The JPL Dual Mode Lunar Roving Vehicle (DMLRV) of 1990 extended a concept developed during Apollo, where it was recognized that the rovers used to transport the crew could also be used as a telerobotic platform after the crew departure. One way of providing surface transportation for early crewed missions was to include in the robotic exploration program a dual use rover.
The full vehicle consisted of two separate components: a four-wheeled rover with seats to support a crew of two, with a two-wheeled trailer extension to support teleoperation. Power was provided by a radioisotope power source (RPS). An RPS-based power system offered several advantages, including operation during the 14-day lunar night, long-life, high reliability, and compact size.
The next generation of RPS designs considered included the Multi-Mission Radioisotope Thermoelectric Generator (MMRTG) and the Stirling Radioisotope Generator (SRG). The MMRTG and SRG would each generate approximately 110 w electrical at the beginning of the mission, and were under development and expected to be available by 2009. A key concern with an RPS was the crew radiation dose.
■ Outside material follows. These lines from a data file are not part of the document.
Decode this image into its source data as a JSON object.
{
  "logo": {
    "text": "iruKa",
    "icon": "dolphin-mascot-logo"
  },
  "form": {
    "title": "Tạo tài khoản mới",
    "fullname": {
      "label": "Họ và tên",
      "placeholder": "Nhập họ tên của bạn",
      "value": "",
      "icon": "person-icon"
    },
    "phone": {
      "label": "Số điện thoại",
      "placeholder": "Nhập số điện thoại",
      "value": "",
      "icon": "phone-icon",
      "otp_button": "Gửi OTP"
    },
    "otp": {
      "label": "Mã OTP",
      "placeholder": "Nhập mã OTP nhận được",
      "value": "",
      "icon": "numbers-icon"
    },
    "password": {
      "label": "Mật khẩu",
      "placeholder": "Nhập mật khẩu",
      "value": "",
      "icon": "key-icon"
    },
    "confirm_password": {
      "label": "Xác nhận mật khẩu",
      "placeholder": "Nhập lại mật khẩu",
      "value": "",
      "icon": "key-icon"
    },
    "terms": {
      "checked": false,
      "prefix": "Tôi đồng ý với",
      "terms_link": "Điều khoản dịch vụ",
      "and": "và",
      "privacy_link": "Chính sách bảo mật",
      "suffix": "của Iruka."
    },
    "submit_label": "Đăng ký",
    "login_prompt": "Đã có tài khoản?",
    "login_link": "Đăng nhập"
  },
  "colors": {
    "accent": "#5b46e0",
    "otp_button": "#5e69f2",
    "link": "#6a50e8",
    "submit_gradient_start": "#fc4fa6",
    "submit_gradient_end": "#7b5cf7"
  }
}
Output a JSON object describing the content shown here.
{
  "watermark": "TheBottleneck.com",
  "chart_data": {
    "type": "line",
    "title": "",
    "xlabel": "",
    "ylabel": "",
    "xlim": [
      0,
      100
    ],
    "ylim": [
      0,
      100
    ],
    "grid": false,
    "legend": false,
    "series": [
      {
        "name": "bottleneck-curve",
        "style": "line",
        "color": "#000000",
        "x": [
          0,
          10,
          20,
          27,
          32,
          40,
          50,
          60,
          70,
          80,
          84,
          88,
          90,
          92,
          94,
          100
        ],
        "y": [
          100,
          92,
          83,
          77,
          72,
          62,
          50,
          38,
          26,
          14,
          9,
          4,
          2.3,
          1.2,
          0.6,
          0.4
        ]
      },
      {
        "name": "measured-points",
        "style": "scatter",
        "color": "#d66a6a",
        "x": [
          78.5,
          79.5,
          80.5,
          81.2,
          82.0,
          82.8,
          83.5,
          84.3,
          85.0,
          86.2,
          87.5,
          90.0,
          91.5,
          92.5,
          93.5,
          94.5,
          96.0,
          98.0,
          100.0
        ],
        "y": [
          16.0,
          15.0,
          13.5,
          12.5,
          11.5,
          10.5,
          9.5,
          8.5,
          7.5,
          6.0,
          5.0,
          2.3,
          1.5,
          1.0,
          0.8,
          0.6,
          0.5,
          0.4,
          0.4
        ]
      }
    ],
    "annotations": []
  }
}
Preliminary analysis of the radiation fields produced by the MMRTGs indicated the dose levels would allow safe operation of the crewed rover with the science trailer attached.
Crew Size: 2. Electric System: 0.33 average kW.
Height: 3.50 m (11.40 ft).
Diameter: 3.00 m (9.80 ft).